At one point or the other it becomes necessary to look back at one's life, for it is in conformity with the adage that says "you need to know where you are coming from in order to know where you are going." This brings to mind reflections about childhood memories; not because they are crystal clear- by the time they occurred I was still inchoate, so they rather come to me in flashes, like dissimilar images. My 'reconstruction' of some of these events has been made possible through the 'stories' of people who experienced these occurrences as well.
Growing up in a polyglot city like Yaoundé had a certain touch to it. First, there was the multilingual environment that made me make an awkward sentence like "mon ballon est tombé dans le hole", then there was the gradual alienation, which was first linguistic, then cultural. Finally, there was the indirect encounter with 'The Powers that be'.
Allow me to take you back to my pre-speech years.
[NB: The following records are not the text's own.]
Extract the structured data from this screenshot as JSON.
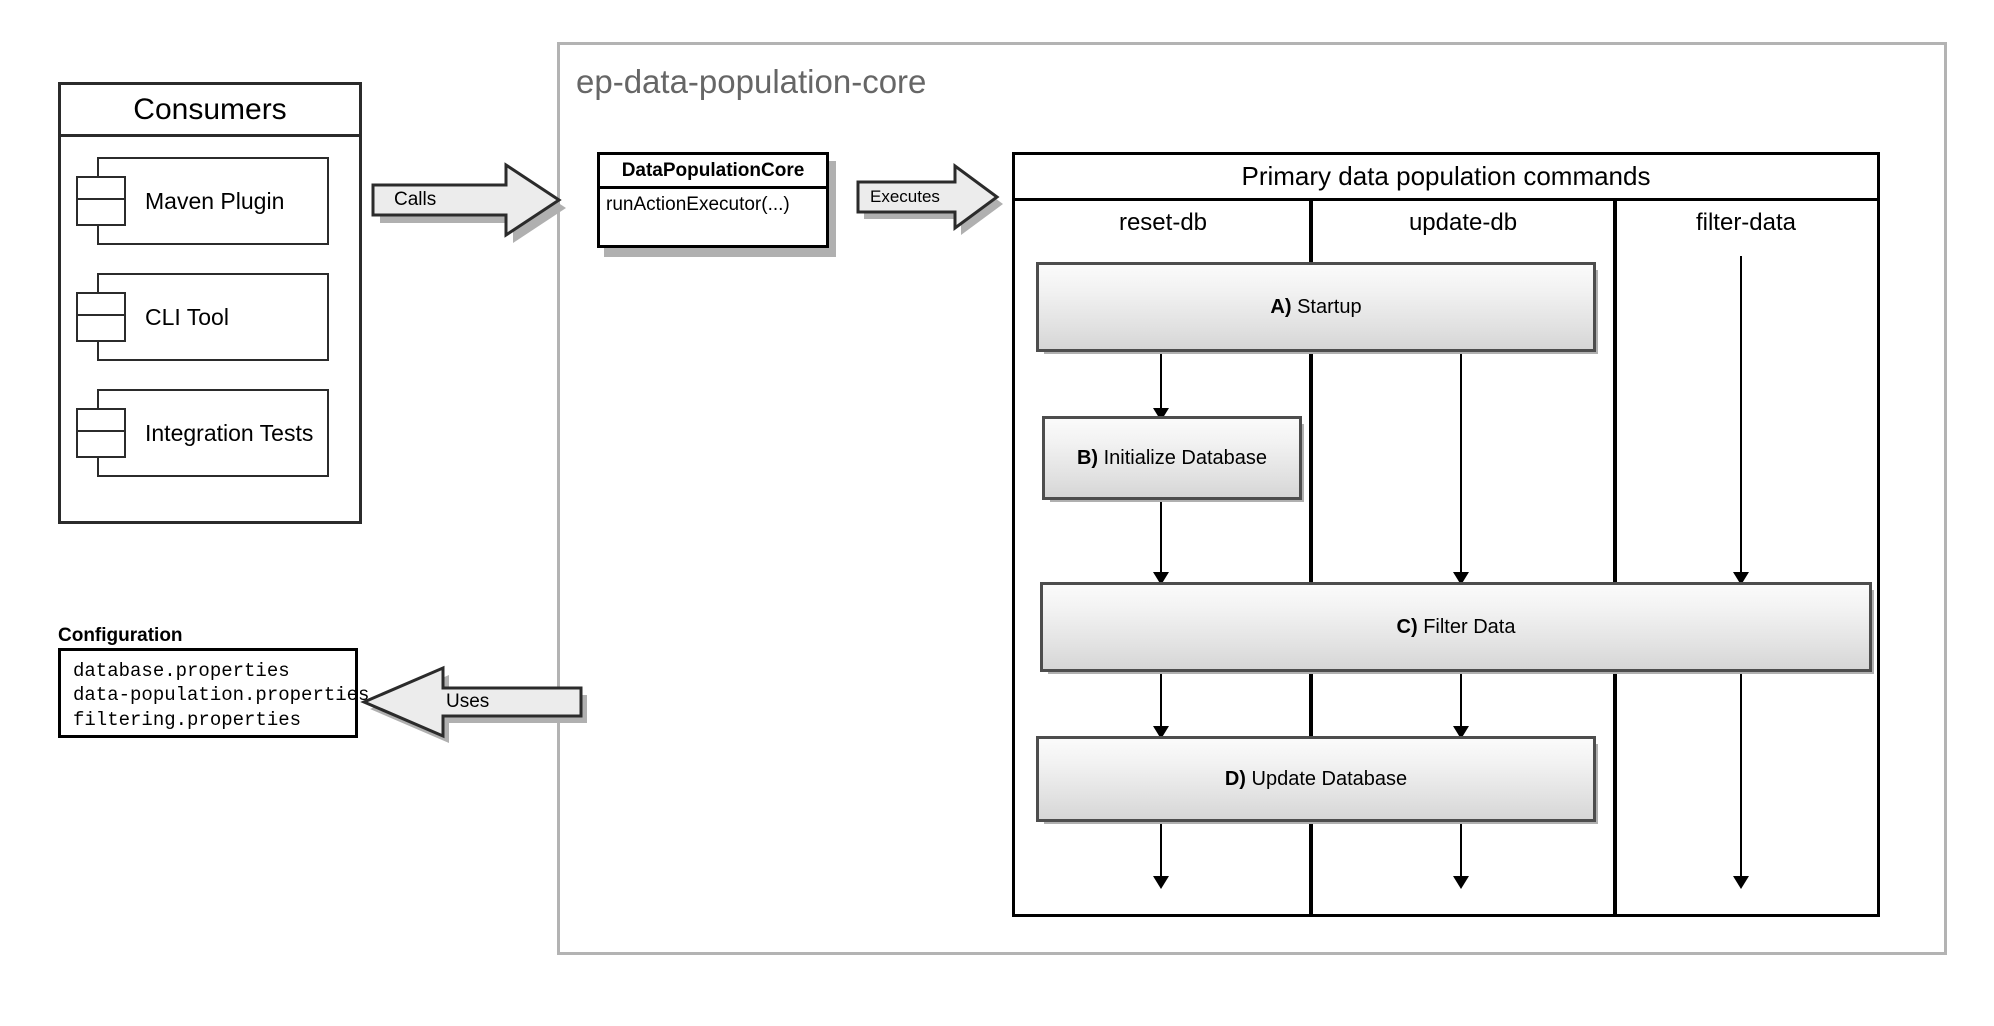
{
  "consumers": {
    "title": "Consumers",
    "components": [
      {
        "label": "Maven Plugin"
      },
      {
        "label": "CLI Tool"
      },
      {
        "label": "Integration Tests"
      }
    ]
  },
  "configuration": {
    "title": "Configuration",
    "files": [
      "database.properties",
      "data-population.properties",
      "filtering.properties"
    ]
  },
  "package": {
    "title": "ep-data-population-core"
  },
  "class_box": {
    "name": "DataPopulationCore",
    "method": "runActionExecutor(...)"
  },
  "arrows": {
    "calls": "Calls",
    "executes": "Executes",
    "uses": "Uses"
  },
  "lanes": {
    "header": "Primary data population commands",
    "columns": [
      "reset-db",
      "update-db",
      "filter-data"
    ]
  },
  "activities": [
    {
      "step": "A)",
      "label": "Startup"
    },
    {
      "step": "B)",
      "label": "Initialize Database"
    },
    {
      "step": "C)",
      "label": "Filter Data"
    },
    {
      "step": "D)",
      "label": "Update Database"
    }
  ],
  "colors": {
    "package_border": "#b3b3b3",
    "package_title": "#666666",
    "ink": "#000000",
    "box_border": "#4d4d4d",
    "shadow": "#b0b0b0",
    "arrow_fill": "#ececec"
  }
}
The year is 1986 - the year Wole Soyinka made Africa proud - and everything seems normal. My father is in the house, he has done his news report for the day, and I am with my Aunt G. Something serious is being said on the radio. When it is over, my father laughs, changes his clothes and goes out without telling us anything about where he is going to. My mother returns later in the day and asks after my father and my aunt tells her what has happened. My mother immediately bursts into tears and it is then that we realise the gravity of the matter. Before long, other journalists start coming to our house and I learn that my father, alongside other journalists, has been arrested.
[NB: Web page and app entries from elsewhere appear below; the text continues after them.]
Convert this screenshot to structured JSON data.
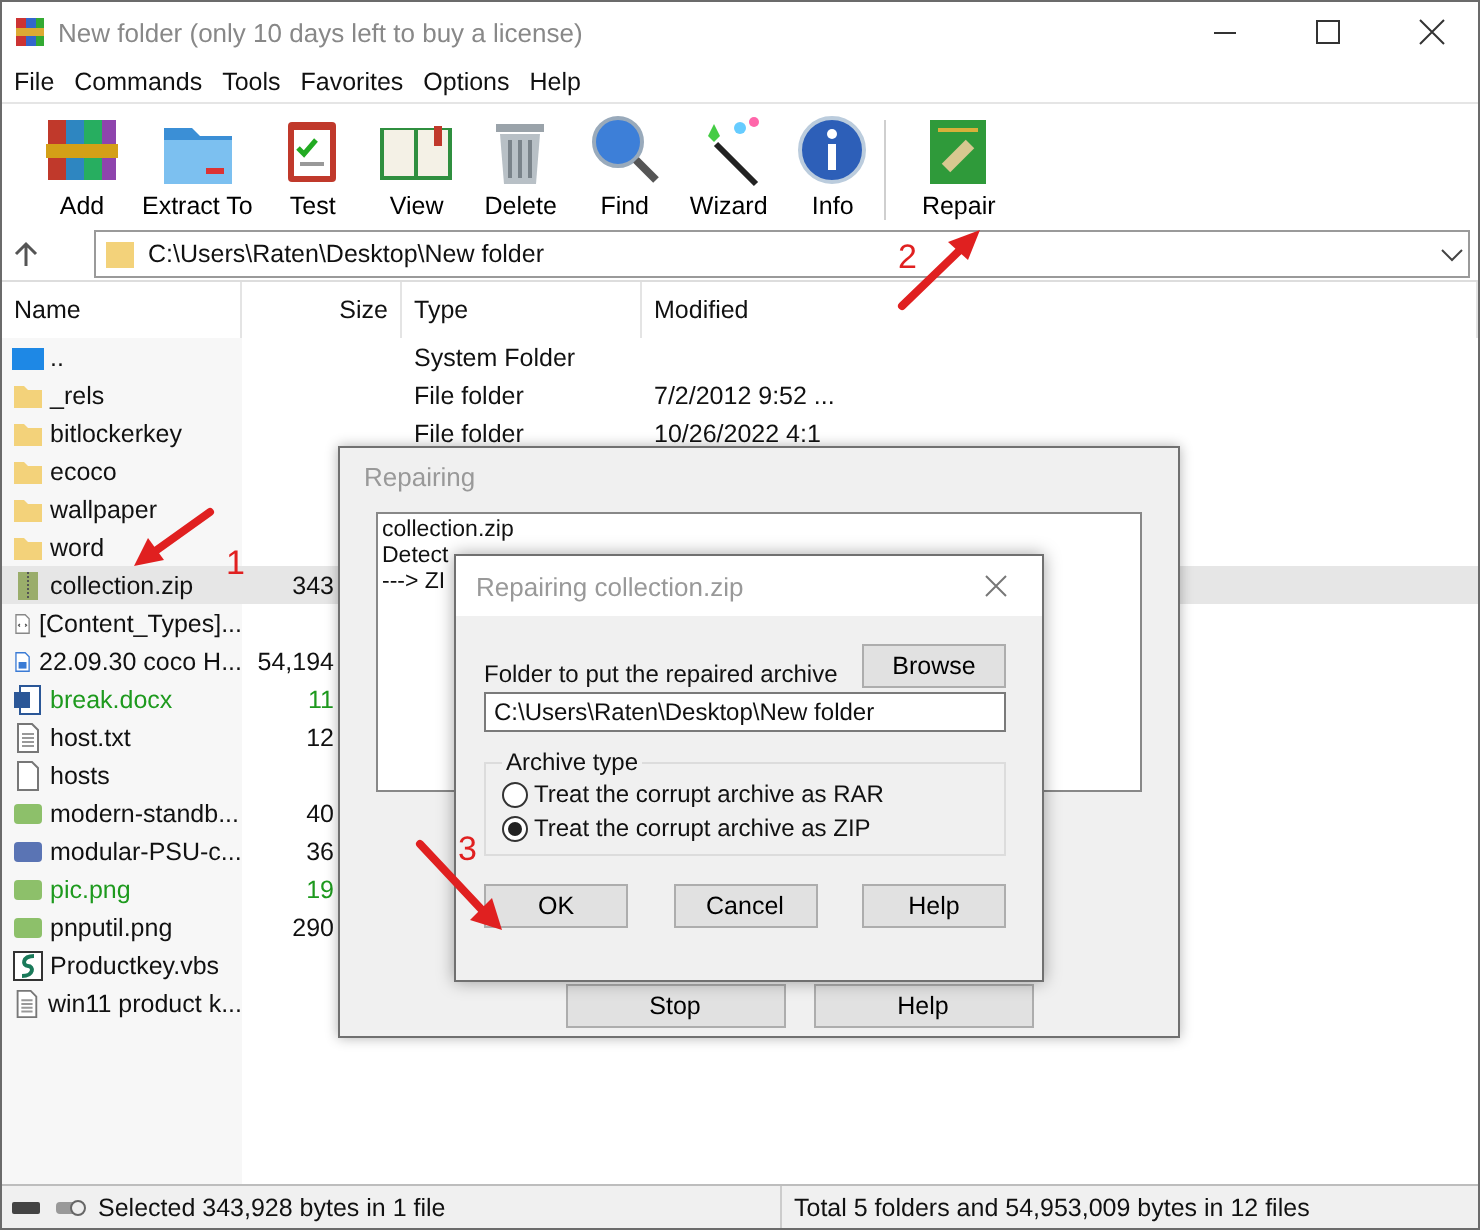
{
  "window": {
    "title": "New folder (only 10 days left to buy a license)"
  },
  "menu": [
    "File",
    "Commands",
    "Tools",
    "Favorites",
    "Options",
    "Help"
  ],
  "toolbar": [
    {
      "label": "Add"
    },
    {
      "label": "Extract To"
    },
    {
      "label": "Test"
    },
    {
      "label": "View"
    },
    {
      "label": "Delete"
    },
    {
      "label": "Find"
    },
    {
      "label": "Wizard"
    },
    {
      "label": "Info"
    },
    {
      "label": "Repair"
    }
  ],
  "address": {
    "value": "C:\\Users\\Raten\\Desktop\\New folder"
  },
  "columns": [
    "Name",
    "Size",
    "Type",
    "Modified"
  ],
  "files": [
    {
      "name": "..",
      "kind": "parent",
      "type": "System Folder",
      "selected": false
    },
    {
      "name": "_rels",
      "kind": "folder",
      "type": "File folder",
      "modified": "7/2/2012 9:52 ...",
      "selected": false
    },
    {
      "name": "bitlockerkey",
      "kind": "folder",
      "type": "File folder",
      "modified": "10/26/2022 4:1",
      "selected": false
    },
    {
      "name": "ecoco",
      "kind": "folder",
      "selected": false
    },
    {
      "name": "wallpaper",
      "kind": "folder",
      "selected": false
    },
    {
      "name": "word",
      "kind": "folder",
      "selected": false
    },
    {
      "name": "collection.zip",
      "kind": "zip",
      "size": "343",
      "selected": true
    },
    {
      "name": "[Content_Types]...",
      "kind": "xml",
      "selected": false
    },
    {
      "name": "22.09.30 coco H...",
      "kind": "video",
      "size": "54,194",
      "selected": false
    },
    {
      "name": "break.docx",
      "kind": "docx",
      "size": "11",
      "color": "#1e9a1e",
      "selected": false
    },
    {
      "name": "host.txt",
      "kind": "text",
      "size": "12",
      "selected": false
    },
    {
      "name": "hosts",
      "kind": "blank",
      "selected": false
    },
    {
      "name": "modern-standb...",
      "kind": "png",
      "size": "40",
      "selected": false
    },
    {
      "name": "modular-PSU-c...",
      "kind": "pic",
      "size": "36",
      "selected": false
    },
    {
      "name": "pic.png",
      "kind": "png",
      "size": "19",
      "color": "#1e9a1e",
      "selected": false
    },
    {
      "name": "pnputil.png",
      "kind": "png",
      "size": "290",
      "selected": false
    },
    {
      "name": "Productkey.vbs",
      "kind": "script",
      "selected": false
    },
    {
      "name": "win11 product k...",
      "kind": "text",
      "selected": false
    }
  ],
  "repairing_dialog": {
    "title": "Repairing",
    "log": [
      "collection.zip",
      "Detect",
      "---> ZI"
    ],
    "buttons": [
      "Stop",
      "Help"
    ]
  },
  "repair_dialog": {
    "title": "Repairing collection.zip",
    "folder_label": "Folder to put the repaired archive",
    "browse": "Browse",
    "folder": "C:\\Users\\Raten\\Desktop\\New folder",
    "group": "Archive type",
    "options": [
      {
        "label": "Treat the corrupt archive as RAR",
        "selected": false
      },
      {
        "label": "Treat the corrupt archive as ZIP",
        "selected": true
      }
    ],
    "buttons": [
      "OK",
      "Cancel",
      "Help"
    ]
  },
  "annotations": [
    {
      "label": "1"
    },
    {
      "label": "2"
    },
    {
      "label": "3"
    }
  ],
  "status": {
    "left": "Selected 343,928 bytes in 1 file",
    "right": "Total 5 folders and 54,953,009 bytes in 12 files"
  }
}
As the wind of multi-party politics and democracy swept through Africa, Cameroon was still reluctant to accept this change and could still afford to imprison journalists for doing their job!
The following weeks and months are awkward; there is a sense of loss, of deprivation, but above all, angst. I am oblivious and at the same time subliminally stuffed. "We are the hollow men, we are the stuffed men" T. S. Eliot had written.
Sympathizers still visit us, so there is still this or that person in the house. At any rate, there is talk about my upcoming birthday- my first birthday to be exact- to cheer up the tensed aura that sits in our midst. I've made a new friend, her name is S and we are about the same age, I think. Her father is in a similar condition as mine... I shudder to think of the place. Our mothers constantly meet, go to the market, and visit our fathers...
The atmosphere is less tense now, but there are still talks of the BMM (Brigade Mixte Mobile), abductions and the secret service.
The birthday has passed. I don't remember much about it except what the pictures say. Am I the chubby infant in the picture? I wonder with disbelief, my slenderness seeming irreconcilable with my past plumpness.
My father's homecoming happened five or six months later and my puerile mind found it difficult to recognise him. His return was marked by a catch phrase from the authorities when they released him, it went thus: "The story was true, but you had no right to say it."
archive - issue 14